On Thursday morning, I kicked off the track with a keynote linking open innovation and open source software. My slides will be (now are) available online.
As I found out, most of the audience was familiar with the original Chesbrough book Open Innovation, but were not using the concepts in their research. This is an issue I’ve encountered before. Some of it is because Chesbrough’s choice of terminology is oh descriptive and generic — adding “open” as a modifier to “innovation” can and has been used by other researchers in a sense not consistent with Henry Chesbrough’s definition. In other cases, there is an attempt to piggyback on the recent popularity of the buzzword in industry and academia.
So I want to highlight one small part of my talk — that which contrasts the innovation models of Chandler, Chesbrough, Scotchmer and von Hippel.
Alfred Dupont Chandler, Jr. is America’s greatest business historians, the one primarily responsible over the past 40 years for our understanding of how and why the modern American (and later, multinational) corporation developed.

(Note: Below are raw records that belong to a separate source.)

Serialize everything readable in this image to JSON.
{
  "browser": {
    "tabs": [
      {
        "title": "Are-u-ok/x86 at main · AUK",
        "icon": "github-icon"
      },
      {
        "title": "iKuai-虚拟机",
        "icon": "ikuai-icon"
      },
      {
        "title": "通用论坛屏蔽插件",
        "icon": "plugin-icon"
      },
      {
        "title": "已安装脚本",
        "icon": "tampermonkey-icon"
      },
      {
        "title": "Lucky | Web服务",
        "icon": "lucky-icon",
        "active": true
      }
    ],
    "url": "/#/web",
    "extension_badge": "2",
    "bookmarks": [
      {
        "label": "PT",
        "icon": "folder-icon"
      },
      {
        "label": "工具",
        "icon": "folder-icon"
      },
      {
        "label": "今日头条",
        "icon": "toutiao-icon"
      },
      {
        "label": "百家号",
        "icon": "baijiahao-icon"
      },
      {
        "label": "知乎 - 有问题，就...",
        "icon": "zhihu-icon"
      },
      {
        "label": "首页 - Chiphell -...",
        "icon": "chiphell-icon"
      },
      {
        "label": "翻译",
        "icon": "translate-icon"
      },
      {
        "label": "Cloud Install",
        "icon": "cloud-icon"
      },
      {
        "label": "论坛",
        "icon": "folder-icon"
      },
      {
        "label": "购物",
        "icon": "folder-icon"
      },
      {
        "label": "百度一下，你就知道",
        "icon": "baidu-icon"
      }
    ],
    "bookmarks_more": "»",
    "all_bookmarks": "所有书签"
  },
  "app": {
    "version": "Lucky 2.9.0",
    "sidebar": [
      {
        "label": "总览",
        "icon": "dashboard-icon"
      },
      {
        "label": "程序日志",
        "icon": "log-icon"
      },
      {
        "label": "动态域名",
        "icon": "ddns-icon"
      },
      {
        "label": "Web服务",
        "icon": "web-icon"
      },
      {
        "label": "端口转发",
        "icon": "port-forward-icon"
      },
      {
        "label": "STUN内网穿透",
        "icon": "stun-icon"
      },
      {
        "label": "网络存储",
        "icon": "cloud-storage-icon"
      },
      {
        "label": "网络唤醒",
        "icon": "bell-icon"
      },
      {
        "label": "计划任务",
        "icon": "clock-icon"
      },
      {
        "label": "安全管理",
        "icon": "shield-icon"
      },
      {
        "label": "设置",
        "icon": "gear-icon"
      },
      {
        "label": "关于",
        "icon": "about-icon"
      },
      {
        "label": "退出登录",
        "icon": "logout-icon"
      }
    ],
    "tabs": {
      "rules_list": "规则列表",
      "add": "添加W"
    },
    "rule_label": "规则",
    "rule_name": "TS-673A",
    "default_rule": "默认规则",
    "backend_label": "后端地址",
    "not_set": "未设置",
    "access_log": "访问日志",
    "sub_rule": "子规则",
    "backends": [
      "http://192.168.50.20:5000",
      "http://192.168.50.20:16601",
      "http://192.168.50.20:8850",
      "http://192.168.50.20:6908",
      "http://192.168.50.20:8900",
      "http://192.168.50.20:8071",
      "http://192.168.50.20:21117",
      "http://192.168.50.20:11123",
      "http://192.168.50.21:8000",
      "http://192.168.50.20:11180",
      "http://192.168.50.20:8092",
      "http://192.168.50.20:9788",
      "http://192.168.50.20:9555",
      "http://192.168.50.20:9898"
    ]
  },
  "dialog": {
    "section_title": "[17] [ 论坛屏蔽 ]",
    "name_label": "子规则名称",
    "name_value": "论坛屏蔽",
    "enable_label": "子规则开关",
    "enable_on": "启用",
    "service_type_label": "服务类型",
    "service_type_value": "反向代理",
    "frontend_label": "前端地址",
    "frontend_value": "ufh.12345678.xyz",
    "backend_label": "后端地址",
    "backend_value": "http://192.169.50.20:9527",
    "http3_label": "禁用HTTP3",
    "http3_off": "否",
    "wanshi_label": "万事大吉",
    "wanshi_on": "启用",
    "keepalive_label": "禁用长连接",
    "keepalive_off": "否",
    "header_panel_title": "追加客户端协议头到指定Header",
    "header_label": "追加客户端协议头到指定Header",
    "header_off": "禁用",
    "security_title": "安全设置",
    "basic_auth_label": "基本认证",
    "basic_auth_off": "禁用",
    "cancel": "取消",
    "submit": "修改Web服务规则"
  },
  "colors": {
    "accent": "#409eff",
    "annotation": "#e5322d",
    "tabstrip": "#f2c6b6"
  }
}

In books such as the The Visible Hand (1977) and Scale and Scope (1990), he showed how companies of the late 19th century and early 20th century diversified and integrated to command dominant positions in their respective markets.
Most of the companies he selected had significant administrative (organizational) innovations that helped define our modern conception of how to build a large corporation. While railroads or Sears Roebuck did not have a significant product innovation effort, it was impossible to write about the US (or German) chemical industry without considering the role of the internal industrial R&D lab in the success of the large firm.
Such vertical integration of R&D to product development and distribution is the exact opposite of what the original Open Innovation book was attacking. It’s not that open innovators (such as IBM) can’t have in-house R&D, but their innovation strategies should not be defined only in terms of progressing internal technologies to internal investigations to a firms own R&D funnel. Over and over again, I illustrate this using Figures 1.1 and 1.1 from Chapter 1 (by Chesbrough) of our 2006 book.
But open innovation overlaps heavily with two other streams of research on innovation. Researchers on each side often omit the links, either because they don’t know them, because they are emotionally or intellectually invested in one paradigm, or (legitimately) for parsimony or compactness. Still, both paradigms have strong links back to open innovation.
The better known of the two is the user innovation paradigm of MIT’s Eric von Hippel. Promulgated with his 1988 book (Sources of Innovation) and a series of journal articles, von Hippel focused on the idea that firms could tap into both the knowledge and desire of users to solve their own needs. In some cases, it’s a classic win-win, as users get a better solution and producers gain a broader (or deeper) solution to sell.
The user innovation paradigm is the theoretical basis for a large stream of open source software research (particularly from Karim Lakhani), as it is an excellent fit to the entire Apache experience. (As far as I know, the only research that interprets OSS through open innovation paradigm is my own work with Scott Gallagher). Von Hippel has combined his earlier work, the open source work, and other evidence along the way in his 2005 book Democratizing Innovation.
The other stream is the concept of cumulative innovation. Some of this ties back to the cumulative processes of public science (analyzed, by among others, Paul David). But perhaps the most single-minded pursuit of the topic has been by Suzanne Scotchmer, both in her 2004 book and in various papers.
So who does innovation? Below is a table I prepared summarizing the four perspectives:
Chesbrough’s 2003 book certainly acknowledges the influence of von Hippel’s earlier book. Our 2006 book acknolwedges both books — although the mention of the later book is cursory only because it came out about the same time as we sent our manuscript to Oxford (October 2005). Conversely, many of the current user innovation researchers have a potential open innovation angle if they chose to pursue it.
† In my original slides, I limited von Hippel to user innovation, but my audience reminded me that his 1988 book also included supplier innovation — which has been de-emphasized in subsequent work by von Hippel and his followers.
Focal Firm Suppliers Customers Rivals Chandler X
Chesbrough X X X X Scotchmer X
X von Hippel X †
So far, I’m not aware of anything that links Chesbrough to Scotchmer — perhaps because one is management and one is economics, or perhaps because the former favors strong IP rights and the latter is more about weakening (at least slightly) IP protection.
Right now, I don’t know how I’m going to pursue this comparison, but it seemed useful to my fellow researchers attending the conference and the track.
Update: Ironically, as I was preparing to come to Europe, Al Chandler died at the age of 88. But the Chandlerian approach towards understanding large firms will long survive him.